»»

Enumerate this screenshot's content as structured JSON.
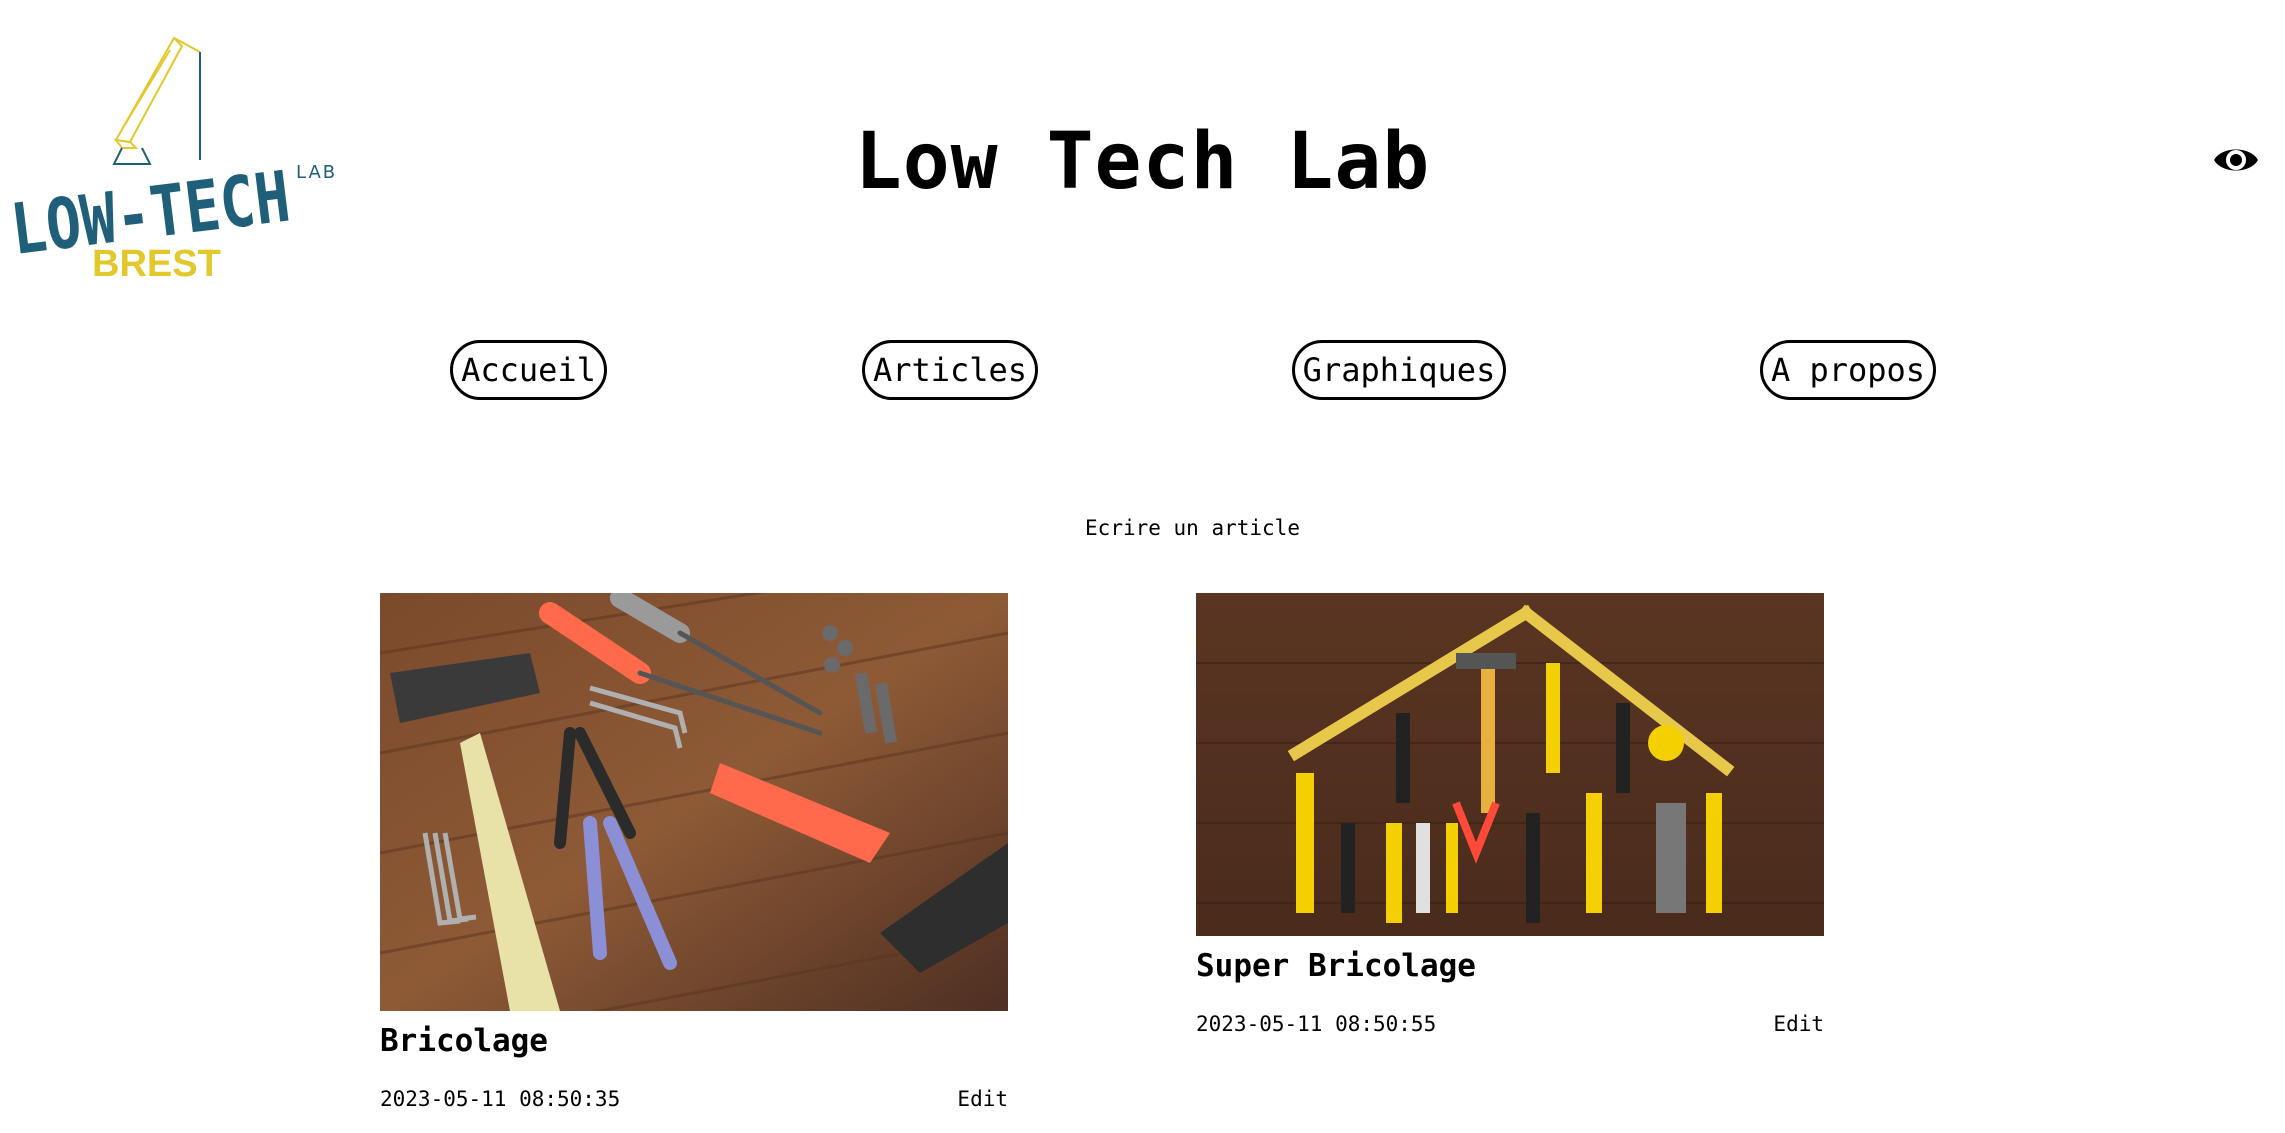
{
  "header": {
    "logo_text_main": "LOW-TECH",
    "logo_text_small": "LAB",
    "logo_text_city": "BREST",
    "title": "Low Tech Lab",
    "toggle_icon": "eye-icon"
  },
  "nav": {
    "items": [
      {
        "label": "Accueil"
      },
      {
        "label": "Articles"
      },
      {
        "label": "Graphiques"
      },
      {
        "label": "A propos"
      }
    ]
  },
  "write_article_label": "Ecrire un article",
  "articles": [
    {
      "title": "Bricolage",
      "date": "2023-05-11 08:50:35",
      "edit_label": "Edit",
      "image": "tools-on-wood-photo"
    },
    {
      "title": "Super Bricolage",
      "date": "2023-05-11 08:50:55",
      "edit_label": "Edit",
      "image": "tools-house-shape-photo"
    }
  ],
  "colors": {
    "logo_blue": "#1f5f7a",
    "logo_yellow": "#e3c82b",
    "text": "#000000",
    "background": "#ffffff"
  }
}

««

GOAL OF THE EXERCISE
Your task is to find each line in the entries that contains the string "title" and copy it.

TASK RESULT
    "title": "Low Tech Lab",
      "title": "Bricolage",
      "title": "Super Bricolage",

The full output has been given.